Sitting within the relative protection of the Blue Line, two points become apparent. One, vigilance is always necessary. Just a heartbeat ago, it seemed the threat to our national land treasures had passed. New gas-extraction technologies, which admittedly have their own problems, was at least providing the bridge to a new era of renewables. But just when we thought all the fossil fuel battled had been fought and won, here’s the nation getting all excited about coal again, which makes as much sense a newsroom getting excited about typewriters.
Last December, President Obama extended protections to Bears Ears National Monument, writing that “Today’s actions will help protect this cultural legacy and will ensure that future generations are able to enjoy and appreciate these scenic and historic landscapes.” That protection, designed to last for generations, instead lasted 340 days.
Needless to say, it doesn’t pay to get comfortable. If there is money to be made, be it from rail cars, development or natural resources, there will always be a threat. Just because it’s dormant, doesn’t mean it can’t return. Groups that safeguard the park deserve our appreciation and support.
The second point involves this thing called overuse. Mark Twain said, “The problem isn’t that there are too many idiots, it’s that lightning isn’t distributed right.” The problem is not overuse, the problem might be over-centralized use. That’s why it’s important to encourage use throughout the park and not to discourage use overall.
Because you never know where our next president is going to come from. It is easy, I suppose, to sit in a Washington office or a New York City board room and agree to make mincemeat out of lands upon which you have never once laid eyes.
But after having seen and experienced natural wonders, it’s different. Look down your nose if you want, but do not underestimate the power of the selfie. These connections between young people and the land, haphazard as they might initially be, have staying power. Nature, once it has grasped your soul, does not let go.
In an increasingly electronic world, our treasured lands need all the friends, all the constituents, they can get.
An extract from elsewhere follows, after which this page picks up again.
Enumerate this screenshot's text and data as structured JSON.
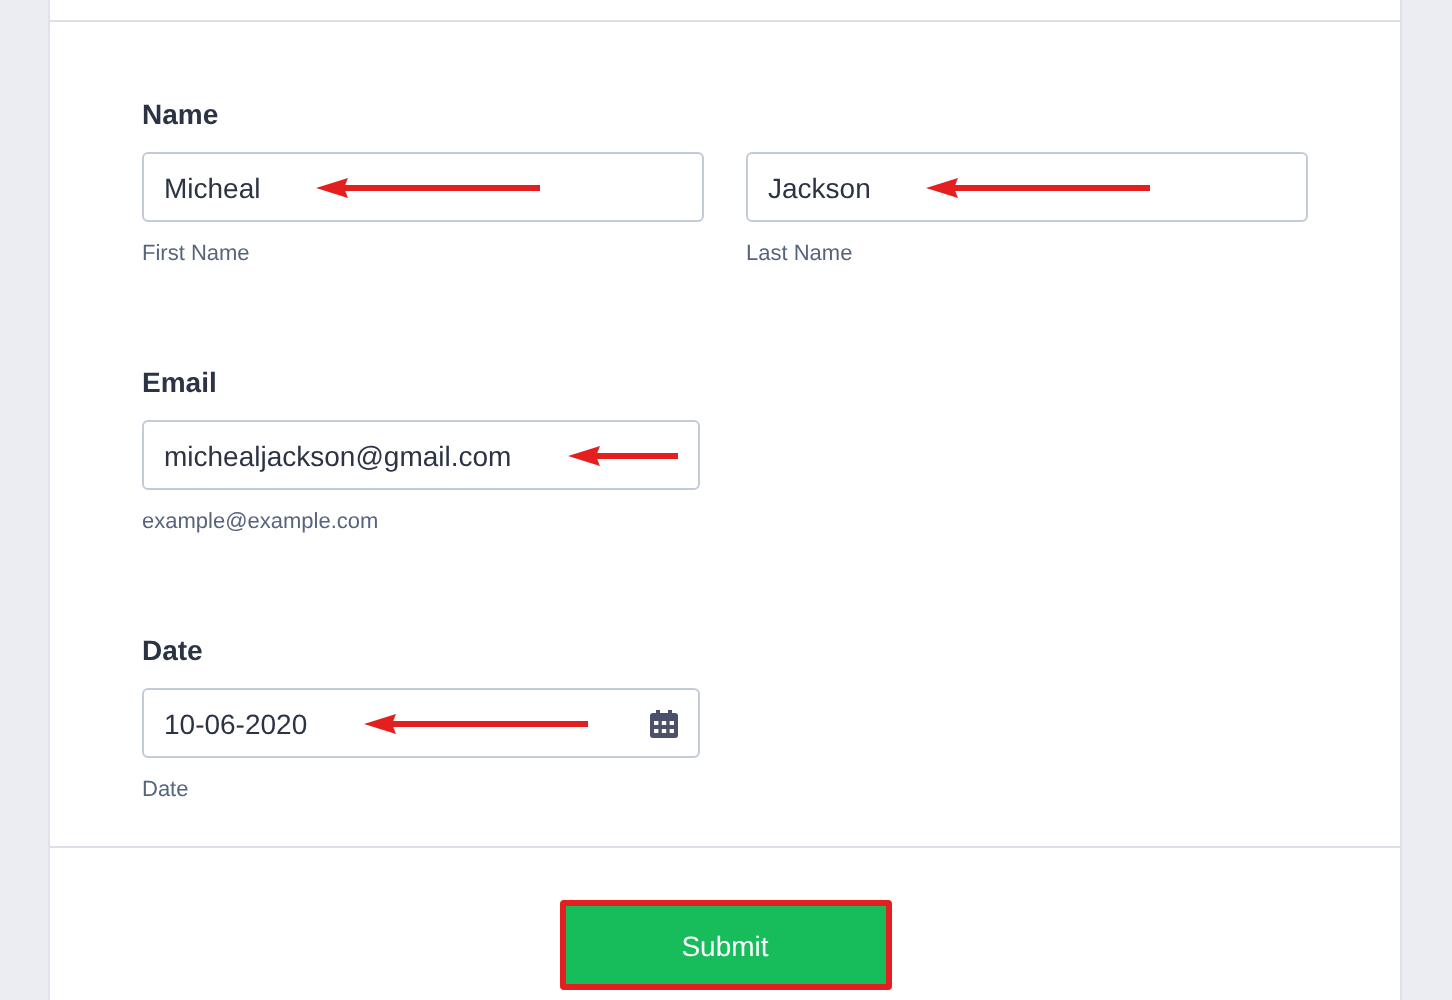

It is worth considering that if Bears Ears had had the problem of overuse, it might not be facing a much bigger problem today.
Map of Bears Ears National Monument, with an overlay added to indicate the boundaries reduced in December 2017 (courtesy Bureau of Land Management).